I would favor doing shorter more intense cardio to condition your heart while maintaining your strength. I think you could stick with 1900 Cal/day (should be close to maintainance for someone your size) and do some bodybuilding to change your BF% and then, maybe, diet to lose a few pounds and get your ideal physique.
Now, if you just want to be light, then I would stick with the running and drop your calories, as suggested above.
10-04-2005, 01:39 PM
I try to do the minimum cardio necessary for weight maintenance and heart health, and the maximum amount of weight lifting. This works for me; I'm a recovered distance runner and would really rather have a lot of muscle. I do HIIT most of the time, but not to the vomitting point! It's not necessary or real pleasant to push yourself that hard. Mel
Thanks, Mel. I am trying to digest this information. I know everyone is different. Would you mind giving me an idea of what my routine [i]should[i/] be? I am a little scared that if I cut down the cardio I will gain... But I have faith in you :) (FYI, the pushing myself to that point hard wasn't intentional.)

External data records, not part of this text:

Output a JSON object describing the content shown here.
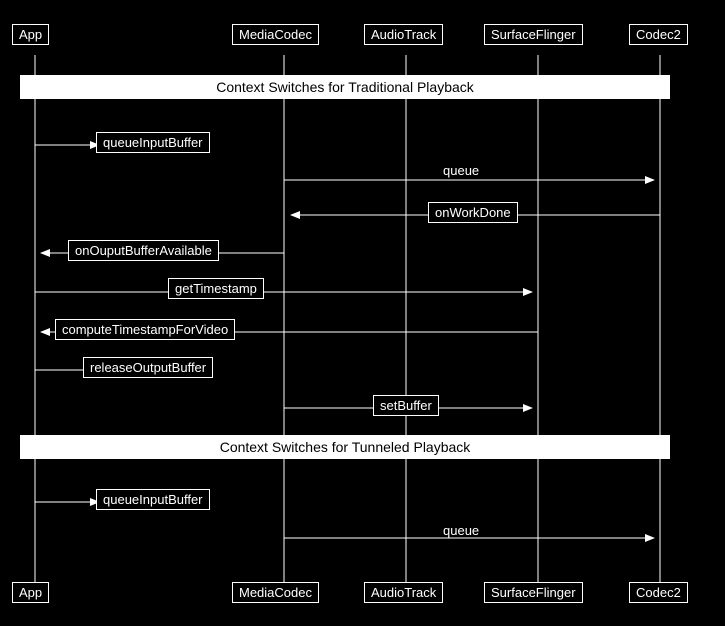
{
  "header": {
    "app": "App",
    "mediacodec": "MediaCodec",
    "audiotrack": "AudioTrack",
    "surfaceflinger": "SurfaceFlinger",
    "codec2": "Codec2"
  },
  "footer": {
    "app": "App",
    "mediacodec": "MediaCodec",
    "audiotrack": "AudioTrack",
    "surfaceflinger": "SurfaceFlinger",
    "codec2": "Codec2"
  },
  "section1": {
    "title": "Context Switches for Traditional Playback"
  },
  "section2": {
    "title": "Context Switches for Tunneled Playback"
  },
  "labels": {
    "queueInputBuffer1": "queueInputBuffer",
    "queue1": "queue",
    "onWorkDone": "onWorkDone",
    "onOuputBufferAvailable": "onOuputBufferAvailable",
    "getTimestamp": "getTimestamp",
    "computeTimestampForVideo": "computeTimestampForVideo",
    "releaseOutputBuffer": "releaseOutputBuffer",
    "setBuffer": "setBuffer",
    "queueInputBuffer2": "queueInputBuffer",
    "queue2": "queue"
  }
}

If you are doing all that cardio for weightloss rather than because yu enjoy it, I'd take a look at your nutrition, your lifting and the type of cardio that you do, rather than doing more. I think more or even the amount that you are doing now is too much!Mel
I like a little cardio, but right now I am sick of it. I just went back through a month's worth of fitday entries. I average about 1774 calories on weekdays. I average 30% calories from fat, 43% calories from carbs, and 26% protein. As you can see, I am getting enough fat. Most of it is good fat - healthy oils, cottage cheese, soy milk, fish and lean meat.
As for the hunger issue...waking up hungry in the morning isn't a bad thing! Being hungry all day is. If you are eating even 1700 calories of lean protein, compex carbs, fresh vegetables and fruits, that's a lot of bulky food.
It is not waking up in the morning that is a problem, it is waking in the middle of the night that I am trying to avoid. When I try to go below 1700 calories I will usually go to bed with a tinge of hunger - sometimes it goes away but other times I have to get up in the middle of the night and grab a snack (otherwise I stay awake for hours trying to ignore the hunger pains). I try to keep it healthy when I do that (a slice of soy cheese, or cottage cheese) but not only is it bad for health, IMO, to eat like this, it makes it harder to wake up in the morning and go to the gym when I haven't slept well.
Thanks again. I am really taking your advice to heart.
10-04-2005, 01:53 PM
I was reading all the posts - and they are excellent! I basically have nothing to add except my own experience. About 2 month ago i did 100km mountain bike ride and triathlon and after that notices BIG amounts of fat gathering around my waist. It was strange as I was still eating healthy, nutritious food, averaging about 1300-1500 cal/day, doing weight training, running, walking every day, etc. I did not change anything, I did not expect that my body changes, and I did not expect to get broader waist line when I NEVER in my life accumulated weight in the waist area - mostly in upper arms and hips. So once I was not feeling well and I went to see a doctor and after tests I found out that I was having hypotiroidism - lack of thyroid hormones which cause metabolism slow down and lead to unexpected gain in weight. Now I am slowly progressing towards dose of medication adjustment, but I already see a difference in my jeans - like I am back to normal me but slowly.
It is just a kind of reminder - probably if something happens what you do not expect - checking with your doctor is not a bad idea.